Life Is Strange 2's ending differs depending on how good or bad a father figure the player has been to Daniel, and it could be argued that this is what gives the game a semblance of replay value. That argument crumbles to bits when one considers what an arduous slog a lot of the game has been to play. While there are undeniable moments of power in Life Is Strange 2's story, they're strewn too far apart to make playing the game over again attractive. It's a decent story, but as a gaming experience it disappoints, which is a real pity, given how good its two predecessors are.
Life Is Strange 2: Episode 3 still has a problem with pacing and may put off players who aren't diehard fans of this series. But for those willing to forgive some of its more mundane passages, this episode delivers a pretty compelling denouement and hints at better things to come.
Life Is Strange 2: Episode 2 is a disappointment. While it contains a number of revelatory moments and a couple of scenes that pack real tension, thanks to its lousy pacing and absence of agency, only the most committed fans of this series are advised to pick it up. Here's hoping Episode 3 picks up the pace.
Metro Exodus is ambitious, engrossing and at times genuinely disturbing. Above all it tells a fantastic tale set in a world that all the game's superb aspects work hard to immerse the player in. While ‘the post-apocalyptic Russia' may not sound like an appealing destination, Metro Exodus is well worth the trip.
Episode 1 can be guardedly recommended, then. It stumbles in parts, sure, but it also proves that DontNod has some ambitious ideas for this instalment of its teen adventure series. On top of that, it ends intriguingly enough to ensure that many who play through it will want to see what the next episode holds.
That having been said, Not A Hero is fun and, interestingly, it appeals to two rather different player camps. If you want a bloody, lightweight hit-and-giggle and you're not too concerned with 100 per cent completion, it's well worth a look. If you're up for a menacing challenge and you're not too concerned with depth or nuance, this will fit the bill too.
If you're prepared to take that possibility on board, Darkest Dungeon offers a challenging chasm to lose yourself in. It won't appeal to every type of player, but for those willing to face the prospect of crippling loss, insanity and nail-biting tension, Darkest Dungeon is certainly worth the time you'll sink into it.
So, like the Wild, Weird West it's set in, Hard West is a little off-centre and rough around the edges. What's admirable, however, is its evident that the developers who created it have a clear love for what they're doing and that the Kickstarter budget that funded this game made every cent count.
Transformers: Devastation is essentially fan-service. Only Transformers fans would have the patience to persevere with the repetitive enemies, the arduous Boss Fights, the fiddly customisation and the levelling system that only really rewards players who stick with one Autobot throughout the campaign. Admittedly it's pretty good fan service – the best since War For Cybertron – but if you neither interested in deep brawlers or someone who can tell their Arcee from their elbow, you might be forgiven for wondering what all of the fuss is about.
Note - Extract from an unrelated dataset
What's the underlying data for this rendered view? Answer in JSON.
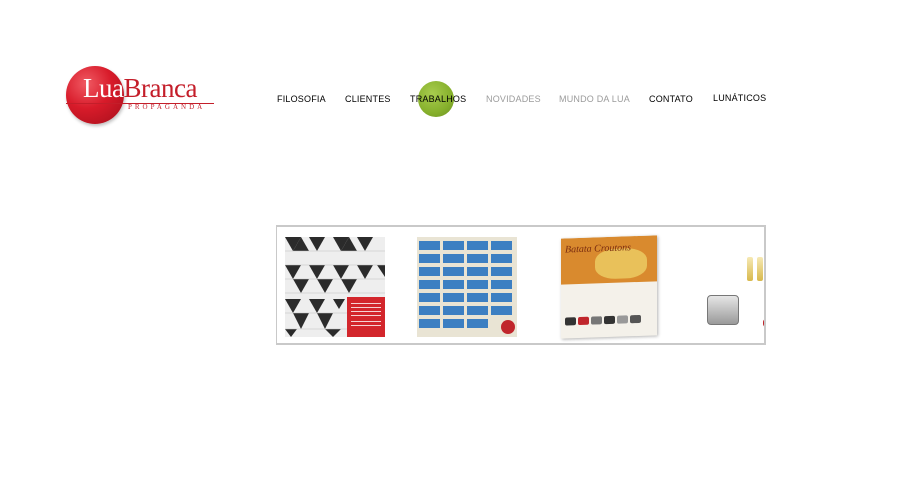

In the meantime, in spite of its drawbacks and streamlining we would cautiously recommend Heroes of the Storm. You may not find it comes up to snuff if you're an League of Legends or Dota 2 veteran, but if you've never played a MOBA and you want to know what all of the fuss is about, Blizzard's new game may be your best introduction.
So the appeal of I Am Bread is down to how much of a desire you have to laugh at your own efforts – especially since the game grades your progress through every level (and it's tough to grade higher than a 'D'). If that's your speed, you'll have a ball. If you feel like the game is laughing at you, you'll probably become incredibly frustrated in a matter of minutes. Go make some toast. Depending on how you responded to the above paragraphs you'll know how that sentiment is meant.
Shiftlings, then, is a pleasant, slightly challenging diversion with the tendency to be a tad annoying at times. It's never going to give the likes of Mario, Rayman or even Kirby a run for their money, but if you're in the market for a colourful platformer with an interesting mechanic and you feel the sound of flatulence never gets old, you may be right at home here. The rest of you may want to wait until the price comes down.
So is it worth playing? Definitely. Will it shock and awe players? Only those who are coming to this series for the first time. It's more of the same, but that's no bad thing, and if you're a returning player to this franchise, prepare to be frustrated, enraged and enthralled all over again.
The Escapists may look cute and lightweight, but it's a surprisingly deep sandbox RPG that punishes sloppiness and where players have a multitude of options in how they go about crafting their escape. Its learning curve is steep and hints are few and far between, but hey, that's life on the inside for you.
That having been said, if you are a fan of point-and-click adventures (or those Fighting Fantasy books from yesteryear) and a sucker for an intriguing, atmospheric yarn you'll be right at home here. In fact, it may be just the sort of entertainment you're looking for if you're between TV shows.
Never Alone is something of a disappointment. It's by no means a terrible game, but the experience of playing doesn't live up to its gorgeous presentation, lovely atmosphere and genuinely interesting content. It's a pleasing diversion, provided you can round up a mate to play it with, and it tells a compelling story – but its drawbacks make it hard to recommend unreservedly.